Everywhere I've traveled in the past three years, Americans have made it clear that when it comes to getting around, they want options that fit the unique needs of their communities. The Obama Administration certainly understands the value of providing transportation choices, and that includes modern streetcars that reflect the character of the communities they serve.
As part of that commitment, yesterday the Federal Transit Administration kicked off the first ever Streetcar Conference in Portland, Oregon, to help transportation planners from around the country figure out how to build and manage great streetcar projects in their communities.
Today as a highlight of the conference, FTA Administrator Peter Rogoff will join Portland Mayor Sam Adams, Portland Bureau of Transportation Director Tom Miller, and TriMet General Manager Neil McFarlane to showcase Portland’s SW Moody Avenue reconstruction.
This project is a terrific example of how well-planned and executed transit projects can serve as a catalyst for economic development. The project is truly multi-modal, bringing bus and light rail service to the neighborhood, strengthening connections to the Portland Aerial Tram and Portland Streetcar, and enhancing bicycle and pedestrian access. Portland used $23 million in TIGER funds to create dual streetcar tracks, widen Moody Avenue, and raise it 14 feet to link with a transit bridge that accommodates streetcar, light rail, bus, bicycle and pedestrian traffic.
When I helped break ground on the Moody Avenue project last March, I saw firsthand how investments in transit like this one can create a ripple effect, stimulating economic development and creating jobs while easing congestion and improving our environment.
But Portland isn’t the only city reintroducing modern urban streetcars to the American landscape. Since 2010, DOT has provided nearly $350 million in funding for 11 streetcar and urban circulator projects across the country.
Today, streetcars in New Orleans and Tucson are under construction. Dallas, Atlanta, and Salt Lake City are currently designing their own streetcars. Tampa extended its popular TECO Line Streetcar System, which has already created billions of dollars in economic development. And Cincinnati will break ground very soon on the Queen's City's unique streetcar project.

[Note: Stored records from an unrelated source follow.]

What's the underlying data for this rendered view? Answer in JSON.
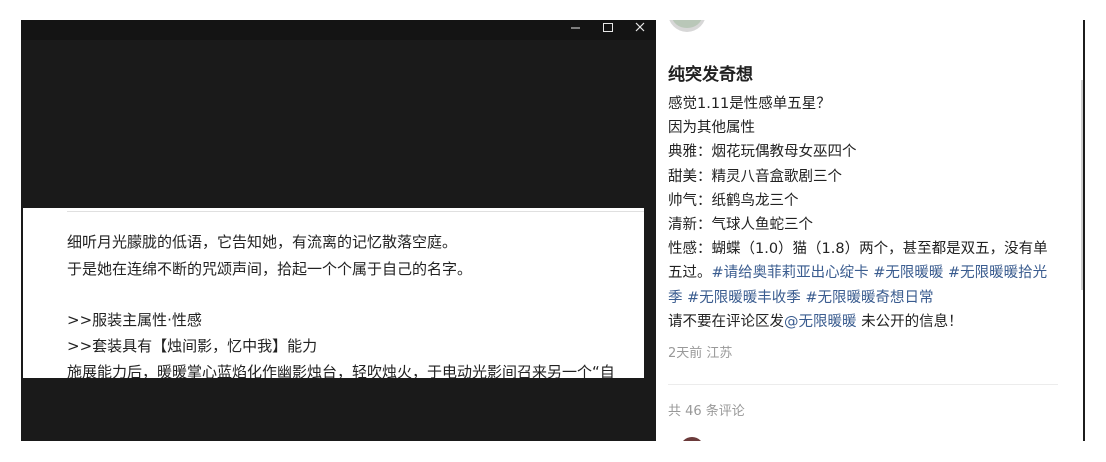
{
  "viewer": {
    "window_controls": {
      "minimize_icon": "minimize-icon",
      "maximize_icon": "maximize-icon",
      "close_icon": "close-icon"
    },
    "document_lines": [
      "细听月光朦胧的低语，它告知她，有流离的记忆散落空庭。",
      "于是她在连绵不断的咒颂声间，拾起一个个属于自己的名字。",
      ">>服装主属性·性感",
      ">>套装具有【烛间影，忆中我】能力",
      "施展能力后，暖暖掌心蓝焰化作幽影烛台，轻吹烛火，于电动光影间召来另一个“自"
    ]
  },
  "post": {
    "title": "纯突发奇想",
    "lines": [
      "感觉1.11是性感单五星？",
      "因为其他属性",
      "典雅：烟花玩偶教母女巫四个",
      "甜美：精灵八音盒歌剧三个",
      "帅气：纸鹤鸟龙三个",
      "清新：气球人鱼蛇三个"
    ],
    "last_line_text": "性感：蝴蝶（1.0）猫（1.8）两个，甚至都是双五，没有单五过。",
    "hashtags": [
      "#请给奥菲莉亚出心绽卡",
      "#无限暖暖",
      "#无限暖暖拾光季",
      "#无限暖暖丰收季",
      "#无限暖暖奇想日常"
    ],
    "notice_prefix": "请不要在评论区发",
    "notice_mention": "@无限暖暖",
    "notice_suffix": " 未公开的信息！",
    "time": "2天前",
    "location": "江苏",
    "comment_count": "共 46 条评论"
  },
  "colors": {
    "link": "#3a5c8f",
    "viewer_bg": "#1a1a1a",
    "meta_text": "#999999"
  }
}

It’s simple: this streetcar revival means greater mobility and more American jobs. DOT will continue to improve public transit services by supporting these critical projects that create jobs today and livable communities and economic redevelopment tomorrow.